Additionally, it’s important to check the version of the code that was audited. It is possible that future changes to the code may occur and not receive a follow-up audit. It’s imperative to be aware that any change occurring after the audit may introduce bugs so strict version control and audits of changes are important.
Next, there will be the real meat of the audit: the review of all the team’s findings. There should be a list of every bug or concern found, detailed descriptions of the problem, and, most likely, some suggestions for fixing it. Issues are sorted into categories of severity, usually along the lines of minor, moderate and critical. Minor problems usually won’t put funds at risk but should be addressed. Critical issues imply an imminent threat to assets and must be fixed immediately.

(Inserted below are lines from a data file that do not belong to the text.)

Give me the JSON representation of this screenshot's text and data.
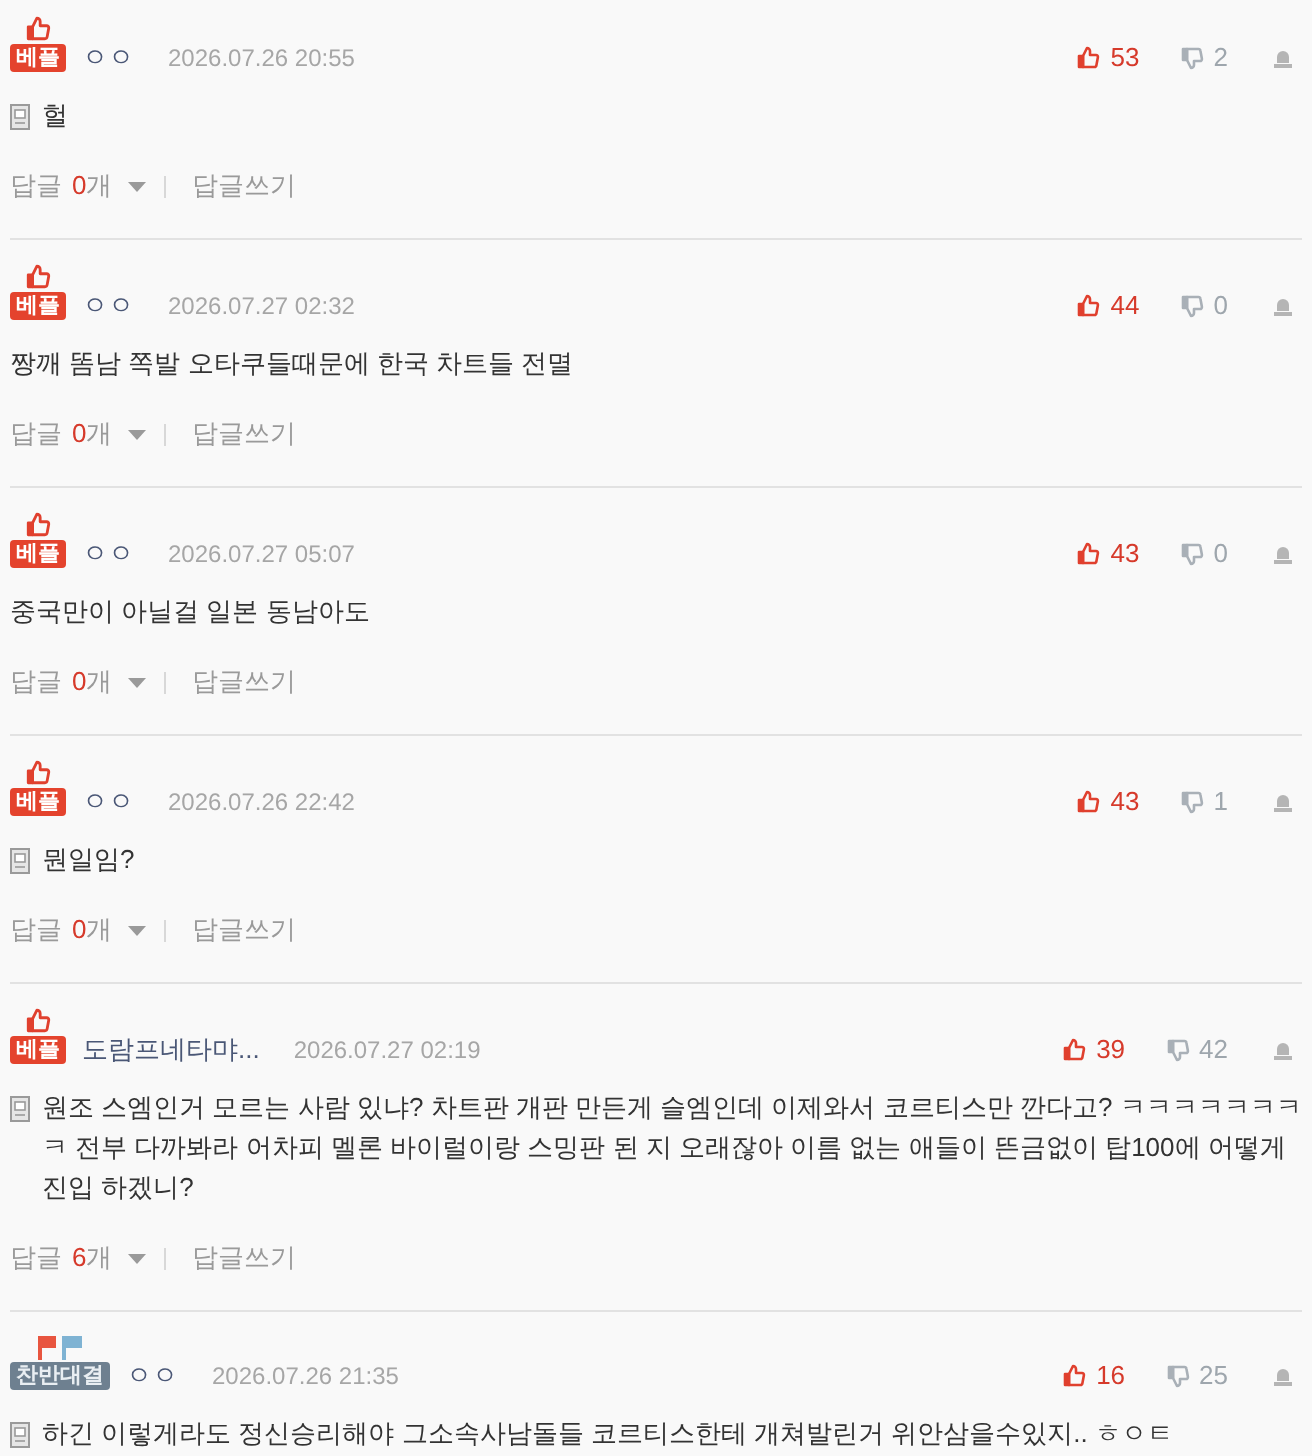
{
  "comments": [
    {
      "badge": {
        "kind": "best",
        "label": "베플"
      },
      "nickname": "ㅇㅇ",
      "date": "2026.07.26 20:55",
      "likes": "53",
      "dislikes": "2",
      "memo": true,
      "text": "헐",
      "replies": {
        "label": "답글",
        "count": "0",
        "unit": "개"
      },
      "write_reply": "답글쓰기"
    },
    {
      "badge": {
        "kind": "best",
        "label": "베플"
      },
      "nickname": "ㅇㅇ",
      "date": "2026.07.27 02:32",
      "likes": "44",
      "dislikes": "0",
      "memo": false,
      "text": "짱깨 똠남 쪽발 오타쿠들때문에 한국 차트들 전멸",
      "replies": {
        "label": "답글",
        "count": "0",
        "unit": "개"
      },
      "write_reply": "답글쓰기"
    },
    {
      "badge": {
        "kind": "best",
        "label": "베플"
      },
      "nickname": "ㅇㅇ",
      "date": "2026.07.27 05:07",
      "likes": "43",
      "dislikes": "0",
      "memo": false,
      "text": "중국만이 아닐걸 일본 동남아도",
      "replies": {
        "label": "답글",
        "count": "0",
        "unit": "개"
      },
      "write_reply": "답글쓰기"
    },
    {
      "badge": {
        "kind": "best",
        "label": "베플"
      },
      "nickname": "ㅇㅇ",
      "date": "2026.07.26 22:42",
      "likes": "43",
      "dislikes": "1",
      "memo": true,
      "text": "뭔일임?",
      "replies": {
        "label": "답글",
        "count": "0",
        "unit": "개"
      },
      "write_reply": "답글쓰기"
    },
    {
      "badge": {
        "kind": "best",
        "label": "베플"
      },
      "nickname": "도람프네타먀...",
      "date": "2026.07.27 02:19",
      "likes": "39",
      "dislikes": "42",
      "memo": true,
      "text": "원조 스엠인거 모르는 사람 있냐? 차트판 개판 만든게 슬엠인데 이제와서 코르티스만 깐다고? ㅋㅋㅋㅋㅋㅋㅋㅋ 전부 다까봐라 어차피 멜론 바이럴이랑 스밍판 된 지 오래잖아 이름 없는 애들이 뜬금없이 탑100에 어떻게 진입 하겠니?",
      "replies": {
        "label": "답글",
        "count": "6",
        "unit": "개"
      },
      "write_reply": "답글쓰기"
    },
    {
      "badge": {
        "kind": "debate",
        "label": "찬반대결"
      },
      "nickname": "ㅇㅇ",
      "date": "2026.07.26 21:35",
      "likes": "16",
      "dislikes": "25",
      "memo": true,
      "text": "하긴 이렇게라도 정신승리해야 그소속사남돌들 코르티스한테 개쳐발린거 위안삼을수있지.. ㅎㅇㅌ"
    }
  ]
}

Bugs found may also be ranked by how likely they are to be exploited. This is because some exploits may be devastating but difficult to pull off. Others may be fairly easy but don’t really break anything. Giving multiple parameters for assessing threats offers developers the best optics on what to address first.
Even if the descriptions of the bugs discovered are too technical, a plain English summary should outline the biggest findings and summarize the project’s health. While the detailed breakdown is more for the development team, this section will be the easiest for most users to understand and should be enough to help you decide how trustworthy a service is.
What audits often find
There’s no shortage of things that can go wrong with a platform or asset run by smart contracts. Vulnerabilities can vary wildly and be rather complex, but some common culprits exist. For example, smart contracts allowing the owner to mint or burn tokens must be used carefully. If this function isn’t implemented correctly, the possibility of an attacker using it to create or destroy millions of assets is very much on the table. Fortunately, earlier this year, this exact type of vulnerability was identified on Binance’s BNB chain before an attacker could exploit it.
Then there can be flaws in the way that transactions are verified. Nomad Bridge famously suffered an exploit created by a routine upgrade that allowed anyone to rebroadcast old transactions but simply swap in their own address. This led to a loss of over US$150 million from Nomad, not by a single attacker, but by many different users because the exploit was incredibly easy to replicate.
The examples go on, but you should now understand the importance of what security audits bring to smart contract platforms and blockchain protocols. They protect developers and users alike, as long as they are performed by trusted third parties. This is how the industry will ensure that the rest of 2023 and beyond don’t continue to see the ongoing trend that previous years have begun, and crypto can earn a better reputation in the public’s eyes.